TASK DIRECTIONS: Each entry needs to be retyped exactly.

SUPPLIED ENTRIES:
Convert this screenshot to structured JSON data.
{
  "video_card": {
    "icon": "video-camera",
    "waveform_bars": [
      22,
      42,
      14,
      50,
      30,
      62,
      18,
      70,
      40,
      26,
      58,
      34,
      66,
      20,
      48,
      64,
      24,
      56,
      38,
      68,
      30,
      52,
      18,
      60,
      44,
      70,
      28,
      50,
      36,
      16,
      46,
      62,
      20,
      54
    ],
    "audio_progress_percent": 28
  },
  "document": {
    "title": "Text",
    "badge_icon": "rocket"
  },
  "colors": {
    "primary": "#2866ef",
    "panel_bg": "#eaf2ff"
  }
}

ANSWER TO THIS TASK:
Convert this screenshot to structured JSON data.
{
  "video_card": {
    "icon": "video-camera",
    "waveform_bars": [
      22,
      42,
      14,
      50,
      30,
      62,
      18,
      70,
      40,
      26,
      58,
      34,
      66,
      20,
      48,
      64,
      24,
      56,
      38,
      68,
      30,
      52,
      18,
      60,
      44,
      70,
      28,
      50,
      36,
      16,
      46,
      62,
      20,
      54
    ],
    "audio_progress_percent": 28
  },
  "document": {
    "title": "Text",
    "badge_icon": "rocket"
  },
  "colors": {
    "primary": "#2866ef",
    "panel_bg": "#eaf2ff"
  }
}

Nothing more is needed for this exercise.